SUPPLIED MATERIAL:
▬▬▬▬▬▬
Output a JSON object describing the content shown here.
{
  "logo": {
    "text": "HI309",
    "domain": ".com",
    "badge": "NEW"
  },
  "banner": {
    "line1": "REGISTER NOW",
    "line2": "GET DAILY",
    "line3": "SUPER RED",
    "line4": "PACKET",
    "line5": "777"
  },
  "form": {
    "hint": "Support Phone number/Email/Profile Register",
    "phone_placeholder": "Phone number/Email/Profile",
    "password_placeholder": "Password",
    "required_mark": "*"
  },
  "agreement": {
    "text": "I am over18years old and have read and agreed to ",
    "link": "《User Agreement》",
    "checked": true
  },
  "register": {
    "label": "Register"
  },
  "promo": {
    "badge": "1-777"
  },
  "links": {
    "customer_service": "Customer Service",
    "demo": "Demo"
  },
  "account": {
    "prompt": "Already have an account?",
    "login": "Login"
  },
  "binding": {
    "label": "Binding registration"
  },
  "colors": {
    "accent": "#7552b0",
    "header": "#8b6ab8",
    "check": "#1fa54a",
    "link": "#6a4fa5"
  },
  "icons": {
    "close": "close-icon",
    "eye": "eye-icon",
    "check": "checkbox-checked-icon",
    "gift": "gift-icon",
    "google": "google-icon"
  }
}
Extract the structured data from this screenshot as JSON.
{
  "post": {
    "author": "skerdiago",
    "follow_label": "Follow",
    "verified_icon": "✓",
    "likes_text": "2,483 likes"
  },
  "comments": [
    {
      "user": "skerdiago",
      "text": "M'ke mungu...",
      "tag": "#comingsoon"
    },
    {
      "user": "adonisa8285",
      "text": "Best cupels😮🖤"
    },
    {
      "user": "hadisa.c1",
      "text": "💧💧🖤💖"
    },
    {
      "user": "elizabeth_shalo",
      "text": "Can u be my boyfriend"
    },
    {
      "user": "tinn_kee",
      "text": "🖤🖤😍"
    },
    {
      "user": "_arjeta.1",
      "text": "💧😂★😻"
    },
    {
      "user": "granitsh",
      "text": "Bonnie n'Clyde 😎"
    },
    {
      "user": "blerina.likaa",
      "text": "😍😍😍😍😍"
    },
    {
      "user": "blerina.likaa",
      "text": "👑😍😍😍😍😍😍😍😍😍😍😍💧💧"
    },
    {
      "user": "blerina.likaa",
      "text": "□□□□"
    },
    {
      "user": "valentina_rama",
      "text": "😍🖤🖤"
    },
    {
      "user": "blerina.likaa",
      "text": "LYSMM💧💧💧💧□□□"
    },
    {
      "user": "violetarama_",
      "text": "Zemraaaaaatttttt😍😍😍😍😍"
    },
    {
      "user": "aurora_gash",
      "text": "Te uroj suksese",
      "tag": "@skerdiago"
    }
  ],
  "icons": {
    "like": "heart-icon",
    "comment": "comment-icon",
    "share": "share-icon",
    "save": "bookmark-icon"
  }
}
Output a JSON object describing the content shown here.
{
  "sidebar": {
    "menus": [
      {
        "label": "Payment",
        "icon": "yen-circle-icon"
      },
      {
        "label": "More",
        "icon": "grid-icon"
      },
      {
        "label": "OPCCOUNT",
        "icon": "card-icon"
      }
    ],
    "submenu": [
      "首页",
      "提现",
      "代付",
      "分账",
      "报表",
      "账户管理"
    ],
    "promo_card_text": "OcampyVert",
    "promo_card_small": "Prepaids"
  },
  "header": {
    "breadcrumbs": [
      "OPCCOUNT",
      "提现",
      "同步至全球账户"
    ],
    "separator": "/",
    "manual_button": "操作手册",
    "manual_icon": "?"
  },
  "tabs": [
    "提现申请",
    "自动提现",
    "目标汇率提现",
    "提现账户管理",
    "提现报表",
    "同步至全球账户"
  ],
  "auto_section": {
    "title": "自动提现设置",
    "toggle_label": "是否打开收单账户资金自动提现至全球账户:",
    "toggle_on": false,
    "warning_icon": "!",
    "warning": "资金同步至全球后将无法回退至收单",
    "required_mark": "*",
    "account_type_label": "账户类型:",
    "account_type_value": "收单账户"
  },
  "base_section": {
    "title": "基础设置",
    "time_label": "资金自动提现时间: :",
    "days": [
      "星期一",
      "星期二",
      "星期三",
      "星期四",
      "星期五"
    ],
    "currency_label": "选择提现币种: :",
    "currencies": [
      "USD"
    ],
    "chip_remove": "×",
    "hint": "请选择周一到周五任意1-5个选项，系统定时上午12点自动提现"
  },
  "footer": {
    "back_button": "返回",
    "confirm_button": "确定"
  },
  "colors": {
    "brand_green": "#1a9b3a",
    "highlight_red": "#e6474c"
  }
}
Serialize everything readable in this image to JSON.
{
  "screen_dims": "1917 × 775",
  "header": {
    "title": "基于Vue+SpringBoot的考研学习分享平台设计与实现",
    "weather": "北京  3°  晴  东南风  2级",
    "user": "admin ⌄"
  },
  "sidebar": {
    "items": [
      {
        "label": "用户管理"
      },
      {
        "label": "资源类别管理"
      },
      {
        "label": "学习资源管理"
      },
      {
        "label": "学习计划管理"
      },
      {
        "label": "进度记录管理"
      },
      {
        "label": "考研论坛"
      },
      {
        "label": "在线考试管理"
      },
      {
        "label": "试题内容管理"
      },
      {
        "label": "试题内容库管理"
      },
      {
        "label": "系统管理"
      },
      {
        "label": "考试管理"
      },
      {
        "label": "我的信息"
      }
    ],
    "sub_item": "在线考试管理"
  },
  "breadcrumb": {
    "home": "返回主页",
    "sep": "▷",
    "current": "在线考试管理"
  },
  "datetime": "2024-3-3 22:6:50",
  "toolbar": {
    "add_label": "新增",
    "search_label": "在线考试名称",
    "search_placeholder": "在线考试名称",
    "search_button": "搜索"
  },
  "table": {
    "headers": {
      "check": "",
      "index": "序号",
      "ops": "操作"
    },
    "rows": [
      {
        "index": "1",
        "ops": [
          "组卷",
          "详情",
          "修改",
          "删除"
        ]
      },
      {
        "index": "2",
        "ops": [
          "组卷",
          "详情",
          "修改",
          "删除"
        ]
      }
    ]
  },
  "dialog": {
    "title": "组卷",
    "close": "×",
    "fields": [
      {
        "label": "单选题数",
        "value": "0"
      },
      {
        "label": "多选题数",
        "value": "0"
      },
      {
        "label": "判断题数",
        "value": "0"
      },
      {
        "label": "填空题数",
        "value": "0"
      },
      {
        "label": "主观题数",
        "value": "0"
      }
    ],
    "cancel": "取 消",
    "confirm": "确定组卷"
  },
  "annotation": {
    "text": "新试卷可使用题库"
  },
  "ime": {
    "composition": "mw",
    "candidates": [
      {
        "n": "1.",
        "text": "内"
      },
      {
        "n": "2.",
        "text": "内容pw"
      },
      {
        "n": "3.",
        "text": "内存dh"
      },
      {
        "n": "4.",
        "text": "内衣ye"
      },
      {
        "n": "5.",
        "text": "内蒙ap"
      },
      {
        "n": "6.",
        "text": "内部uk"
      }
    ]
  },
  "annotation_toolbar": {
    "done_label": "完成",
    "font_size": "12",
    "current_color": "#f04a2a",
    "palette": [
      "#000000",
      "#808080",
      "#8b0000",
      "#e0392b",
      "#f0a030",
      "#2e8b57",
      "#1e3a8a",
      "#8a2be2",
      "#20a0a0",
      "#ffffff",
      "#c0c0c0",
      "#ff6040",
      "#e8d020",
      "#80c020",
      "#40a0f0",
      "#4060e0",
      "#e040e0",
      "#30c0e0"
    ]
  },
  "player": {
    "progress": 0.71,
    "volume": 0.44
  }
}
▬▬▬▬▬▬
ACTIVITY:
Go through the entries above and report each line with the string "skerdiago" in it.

WRITTEN ANSWER:
    "author": "skerdiago",
      "user": "skerdiago",
      "tag": "@skerdiago"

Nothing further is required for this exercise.